"Students of social evolution have lacked a book on inclusive fitness theory accessible enough to enlighten the biologists and rigorous enough to satisfy the mathematicians. James Marshall's book succeeds brilliantly at meeting this need. With a firm hand and cool head, Marshall leads the reader expertly through the theory's foundations, complexities, and controversies. Concise yet comprehensive, scholarly yet up to date, his book is an outstanding contribution that will greatly aid the next fifty years of progress in the field."
– Andrew Bourke, School of Biological Sciences, University of East Anglia
"James Marshall's lucid account of inclusive fitness provides a comprehensive review of the important role it has played in the development of evolutionary explanations of social behavior. It successfully integrates the results of theoretical and empirical research and deserves to be carefully read by anyone seriously interested in the evolution of social relationships and the structure of animal societies."
– Tim Clutton-Brock, University of Cambridge
"Inclusive fitness is one of the biggest ideas in evolution since Darwin, but it is surprisingly confusing for many. In this exceptionally clearly written book, James Marshall explains the theory, its power, how it can be applied, and how it relates to other approaches like multilevel selection. The book is a must-read for graduate students or anyone curious about altruism or cooperation."
– Joan Strassmann, Washington University in St. Louis
"The strength of this book lies in its exposition of the central logic of social evolution theory and how it deals with conceptual misunderstandings that have driven recent controversies in this area. All graduate and postgraduate researchers who consider themselves social evolution theorists will want a copy of this book on their shelf."

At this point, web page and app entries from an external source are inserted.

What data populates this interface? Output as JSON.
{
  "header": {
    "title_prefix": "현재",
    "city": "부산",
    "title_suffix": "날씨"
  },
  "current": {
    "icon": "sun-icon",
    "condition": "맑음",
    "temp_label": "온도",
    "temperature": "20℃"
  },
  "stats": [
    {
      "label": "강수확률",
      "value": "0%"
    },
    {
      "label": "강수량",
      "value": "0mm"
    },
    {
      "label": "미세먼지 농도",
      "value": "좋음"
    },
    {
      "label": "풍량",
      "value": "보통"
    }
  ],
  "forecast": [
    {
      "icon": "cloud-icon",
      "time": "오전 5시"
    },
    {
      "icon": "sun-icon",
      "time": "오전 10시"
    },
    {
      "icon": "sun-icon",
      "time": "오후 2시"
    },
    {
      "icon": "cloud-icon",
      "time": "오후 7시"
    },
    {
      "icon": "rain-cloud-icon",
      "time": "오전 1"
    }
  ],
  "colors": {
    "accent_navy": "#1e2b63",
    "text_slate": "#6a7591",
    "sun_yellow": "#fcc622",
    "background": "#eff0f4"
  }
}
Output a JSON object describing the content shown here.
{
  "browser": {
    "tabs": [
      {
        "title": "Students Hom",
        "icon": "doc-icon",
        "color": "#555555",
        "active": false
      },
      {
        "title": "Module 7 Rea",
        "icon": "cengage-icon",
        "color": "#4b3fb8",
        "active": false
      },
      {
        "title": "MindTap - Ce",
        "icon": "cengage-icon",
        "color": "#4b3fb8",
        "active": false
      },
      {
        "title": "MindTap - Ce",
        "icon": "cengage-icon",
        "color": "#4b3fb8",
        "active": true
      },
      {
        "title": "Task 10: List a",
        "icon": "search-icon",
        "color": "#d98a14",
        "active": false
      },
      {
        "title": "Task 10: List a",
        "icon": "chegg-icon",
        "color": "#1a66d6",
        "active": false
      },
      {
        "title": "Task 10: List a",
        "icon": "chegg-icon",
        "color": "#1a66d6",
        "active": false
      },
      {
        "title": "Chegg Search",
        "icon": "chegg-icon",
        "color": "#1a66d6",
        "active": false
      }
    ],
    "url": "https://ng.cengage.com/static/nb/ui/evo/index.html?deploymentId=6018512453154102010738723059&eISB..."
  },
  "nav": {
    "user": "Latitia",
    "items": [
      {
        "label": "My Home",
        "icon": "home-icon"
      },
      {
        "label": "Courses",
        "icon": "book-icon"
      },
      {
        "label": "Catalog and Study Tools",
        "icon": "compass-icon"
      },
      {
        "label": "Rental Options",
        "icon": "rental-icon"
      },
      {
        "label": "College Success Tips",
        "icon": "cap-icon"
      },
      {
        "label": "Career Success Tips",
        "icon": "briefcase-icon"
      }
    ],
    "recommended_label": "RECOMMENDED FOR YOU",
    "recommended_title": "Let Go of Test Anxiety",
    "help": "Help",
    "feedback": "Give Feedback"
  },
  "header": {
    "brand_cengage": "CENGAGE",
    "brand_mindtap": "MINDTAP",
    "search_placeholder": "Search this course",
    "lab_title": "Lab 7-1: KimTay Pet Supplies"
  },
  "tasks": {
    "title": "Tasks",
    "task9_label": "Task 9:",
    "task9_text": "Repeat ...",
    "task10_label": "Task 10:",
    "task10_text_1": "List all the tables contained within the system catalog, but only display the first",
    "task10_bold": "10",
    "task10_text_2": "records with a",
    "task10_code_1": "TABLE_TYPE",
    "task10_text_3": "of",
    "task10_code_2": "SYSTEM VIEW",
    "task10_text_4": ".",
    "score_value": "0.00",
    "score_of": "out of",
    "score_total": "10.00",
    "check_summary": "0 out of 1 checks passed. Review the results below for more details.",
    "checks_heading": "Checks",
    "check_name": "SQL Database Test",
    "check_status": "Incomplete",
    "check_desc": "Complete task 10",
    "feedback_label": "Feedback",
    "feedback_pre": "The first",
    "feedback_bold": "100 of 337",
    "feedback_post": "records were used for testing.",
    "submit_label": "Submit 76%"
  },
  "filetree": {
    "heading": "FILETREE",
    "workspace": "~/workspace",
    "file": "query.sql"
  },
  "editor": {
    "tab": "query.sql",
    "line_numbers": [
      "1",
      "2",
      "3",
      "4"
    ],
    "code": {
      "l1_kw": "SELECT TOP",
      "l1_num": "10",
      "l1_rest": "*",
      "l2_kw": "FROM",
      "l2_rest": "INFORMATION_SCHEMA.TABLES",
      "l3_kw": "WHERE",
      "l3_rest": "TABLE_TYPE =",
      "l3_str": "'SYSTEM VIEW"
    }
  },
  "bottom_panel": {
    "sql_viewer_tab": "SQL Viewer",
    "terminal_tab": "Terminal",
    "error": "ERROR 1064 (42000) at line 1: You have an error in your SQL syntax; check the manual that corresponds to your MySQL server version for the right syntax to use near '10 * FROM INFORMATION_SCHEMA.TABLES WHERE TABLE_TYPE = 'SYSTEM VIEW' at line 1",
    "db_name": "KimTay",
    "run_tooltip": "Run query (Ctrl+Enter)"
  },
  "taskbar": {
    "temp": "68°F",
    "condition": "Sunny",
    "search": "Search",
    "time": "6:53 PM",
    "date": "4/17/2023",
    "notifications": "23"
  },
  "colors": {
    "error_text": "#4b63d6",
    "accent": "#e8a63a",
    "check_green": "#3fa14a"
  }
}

– Andy Gardner, University of St. Andrews
"This well-written introduction to inclusive fitness theory will be of interest to a wide range of theoreticians. Marshall provides comprehensive coverage of how to derive Hamilton's rule, what the terms mean, the different variants and complications, as well as the existing controversies. The applicability of the rule is nicely illustrated with examples taken from studies of taxa ranging from microbes to mammals."
– Stuart West, author of Sex Allocation